Asian Nationalists Hold the Key to a More Effective U.S. China Strategy
Missing in the current U.S. debate on China is the question of Asian nationalism and how the United States could profitably align with it.
This article is part of Election 2020: What We’re Missing, FP’s series of daily takes by leading global thinkers on the most important foreign-policy issues not being talked about during the presidential election campaign.
Top Trump administration officials have in recent months unveiled the framework for a comprehensive confrontation with China. The Democrats, on the other hand, say they don’t want to pursue a cold war with China—but are deeply divided over what their policy should be instead.
Missing from this debate is the question of Asian nationalism and how the United States could profitably align with it. “Nationalism” is not a popular term in the lexicon of the Western foreign-policy establishment. In Asia, however, nationalism is not only considered a virtue, but is deeply entrenched thanks to the living memory of the anti-colonial struggles of the 20th century.

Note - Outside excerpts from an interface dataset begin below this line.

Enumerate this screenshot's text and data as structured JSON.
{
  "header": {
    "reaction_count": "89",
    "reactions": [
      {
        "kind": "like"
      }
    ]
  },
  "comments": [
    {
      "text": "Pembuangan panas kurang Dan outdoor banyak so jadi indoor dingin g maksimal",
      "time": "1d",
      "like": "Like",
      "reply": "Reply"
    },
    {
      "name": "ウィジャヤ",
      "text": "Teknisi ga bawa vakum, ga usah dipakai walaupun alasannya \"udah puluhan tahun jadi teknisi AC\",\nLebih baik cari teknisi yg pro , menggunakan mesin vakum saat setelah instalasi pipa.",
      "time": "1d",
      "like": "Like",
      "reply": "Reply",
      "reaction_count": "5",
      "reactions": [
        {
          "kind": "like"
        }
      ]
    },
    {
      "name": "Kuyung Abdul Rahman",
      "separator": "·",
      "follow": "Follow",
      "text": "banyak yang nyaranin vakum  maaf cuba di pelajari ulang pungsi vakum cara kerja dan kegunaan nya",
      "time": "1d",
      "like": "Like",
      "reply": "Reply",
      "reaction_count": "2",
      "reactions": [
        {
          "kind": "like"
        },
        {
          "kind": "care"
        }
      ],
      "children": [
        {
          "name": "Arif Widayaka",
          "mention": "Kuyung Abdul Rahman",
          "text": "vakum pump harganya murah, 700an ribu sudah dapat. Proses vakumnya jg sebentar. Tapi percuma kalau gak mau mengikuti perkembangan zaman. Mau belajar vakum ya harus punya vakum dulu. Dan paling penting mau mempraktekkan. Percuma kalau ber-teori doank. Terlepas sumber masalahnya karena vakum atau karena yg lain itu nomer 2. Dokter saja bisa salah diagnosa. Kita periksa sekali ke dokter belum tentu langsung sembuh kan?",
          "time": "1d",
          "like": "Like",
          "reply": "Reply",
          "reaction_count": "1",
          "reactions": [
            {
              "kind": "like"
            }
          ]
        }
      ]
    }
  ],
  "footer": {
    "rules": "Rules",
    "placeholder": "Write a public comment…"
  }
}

If Chinese nationalism is widely seen as a major threat to stability and security in Asia, equally strong and similar national sentiments in other Asian countries ought to be an integral part of constructing regional stability. Asian nationalists are natural allies for the United States in preventing the rise of a regional hegemon.
During the World War II, the United States inspired Asian nationalists with the promise of supporting their liberation from European colonialism. But after the war, the United States abandoned the Asian nationalists when it backed the European colonial powers—such as France in Indochina—against the Soviet Union. Asia’s nationalists viewed the United States’ alliances during the Cold War as an external imposition. But the nationalists prevailed against European colonialism, Japanese imperialism, and Communist internationalism. They are not likely to be simply rolled over by China’s growing power.
If the United States is looking for an Asia strategy that is inexpensive, sustainable, rooted in regional realities, and able to mobilize enthusiastic partners ready to share the burden, it must empower Asian nationalists. Rather than letting Beijing continue to pose as the harbinger of an “Asia for Asians” and paint the United States as the external source of trouble, Washington must bet on the strong instincts of Asian elites to defend their territorial sovereignty and national identity. The rest—how the United States supports Asian nationalists to defend themselves against hegemony—is a matter of detail.